Sometimes your legal translator will also become your expert witness at trial, which is why it is imperative at the outset of litigation to hire a legal translator with impeccable credentials.
In U.S. v. Kahn, 794 F.3d 1288 (11th Cir. 2015), the United States Court of Appeals for the Eleventh Circuit considered a challenge to the appropriateness of words added in brackets by the Government’s translator to augment the literal translations of Defendant’s conversations.
The main evidence against the Defendant, who was accused of terrorism-related money laundering, consisted of 200 telephone calls and 40 in-person conversations that were translated and then transcribed by FBI-certified linguists from Pashto and Urdu into English.
The Government’s translator explained the reason for adding words in brackets: “[S]ometimes during the course of translating from one language to another, you come across a word that signifies a concept or does not have a direct meaning in the target language” and that a literal translation would therefore “mislead an English reader.” The translator never replaced words that were spoken; rather, he augmented the literal translation with bracketed words to clarify what the speaker meant.
Thus, for example, although the word “Shagirdan” in Pashto can mean “student,” it can also serve as a substitute for “Taliban.” The translator testified that he inserted the word “Taliban” in brackets following the word “Shagirdan” when he was confident from the context that Shagirdan was used as a type of “code word,” often during conversations about “fighting” and “lying low,” in which case the word “student” would make little sense.
The Defendant appealed his conviction on the ground that only literal “word-for-word” translations should have been admitted at trial.
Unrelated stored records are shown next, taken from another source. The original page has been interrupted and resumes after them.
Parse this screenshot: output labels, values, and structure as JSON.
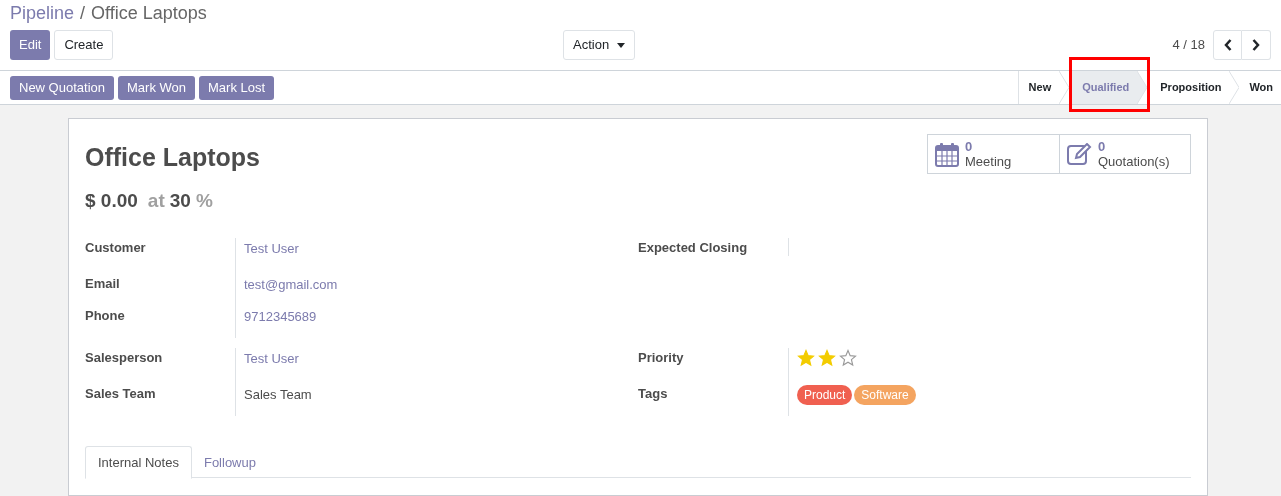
{
  "breadcrumb": [
    {
      "label": "Pipeline",
      "kind": "link"
    },
    {
      "label": "Office Laptops",
      "kind": "current",
      "separator": "/"
    }
  ],
  "buttons": [
    {
      "label": "Edit",
      "kind": "primary"
    },
    {
      "label": "Create",
      "kind": "secondary"
    }
  ],
  "action_menu": {
    "label": "Action"
  },
  "pager": {
    "text": "4 / 18"
  },
  "header_buttons": [
    "New Quotation",
    "Mark Won",
    "Mark Lost"
  ],
  "stages": [
    {
      "label": "New",
      "selected": false,
      "highlighted": false
    },
    {
      "label": "Qualified",
      "selected": true,
      "highlighted": true
    },
    {
      "label": "Proposition",
      "selected": false,
      "highlighted": false
    },
    {
      "label": "Won",
      "selected": false,
      "highlighted": false
    }
  ],
  "smart_buttons": [
    {
      "count": "0",
      "label": "Meeting",
      "kind": "calendar"
    },
    {
      "count": "0",
      "label": "Quotation(s)",
      "kind": "edit"
    }
  ],
  "title": "Office Laptops",
  "amount": {
    "value": "$ 0.00",
    "at": "at",
    "probability": "30",
    "percent": "%"
  },
  "groups": [
    {
      "left": [
        {
          "label": "Customer",
          "kind": "link",
          "value": "Test User"
        },
        {
          "label": "Email",
          "kind": "link",
          "value": "test@gmail.com"
        },
        {
          "label": "Phone",
          "kind": "link",
          "value": "9712345689"
        }
      ],
      "right": [
        {
          "label": "Expected Closing",
          "kind": "empty"
        }
      ]
    },
    {
      "left": [
        {
          "label": "Salesperson",
          "kind": "link",
          "value": "Test User"
        },
        {
          "label": "Sales Team",
          "kind": "text",
          "value": "Sales Team"
        }
      ],
      "right": [
        {
          "label": "Priority",
          "kind": "stars",
          "stars": 2
        },
        {
          "label": "Tags",
          "kind": "tags",
          "tags": [
            {
              "label": "Product",
              "color": "#f06050"
            },
            {
              "label": "Software",
              "color": "#f4a460"
            }
          ]
        }
      ]
    }
  ],
  "tabs": [
    {
      "label": "Internal Notes",
      "selected": true
    },
    {
      "label": "Followup",
      "selected": false
    }
  ]
}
The appellate court rejected this argument, holding as follows:[The translator] did what any translator would do: perform the act of “rendering from one language … to another.” Interpreters and translators engage in a process far more complex than the “mechanical substitution of words in one language with their verbatim equivalent in another”; instead, taking statements in one language and expressing them in a different language “requires a continuing exercise of judgment and analysis of what is meant or intended to be said by the parties.” After all, “[a] word is not a crystal, transparent and unchanged, it is the skin of a living thought and may vary greatly in color and content according to the circumstances and the time in which it is used.” For this reason, courts routinely rely on the expertise of translators and interpreters to transport these “living thoughts” from one language to another.
The importance of this ruling is that a translator is permitted to add words in brackets to clarify the speaker’s meaning, and it is the Defendant’s obligation either to cross-examine the translator to persuade the jury that the words were incorrectly added or to call his own expert witness to provide an alternate translation.
Thus, hiring a translator with the appropriate credentials at the beginning of litigation can make all the difference in both civil and criminal cases. Lingua Franca Translations provides certified translators who can also act as expert witnesses at trial. Call us for more information.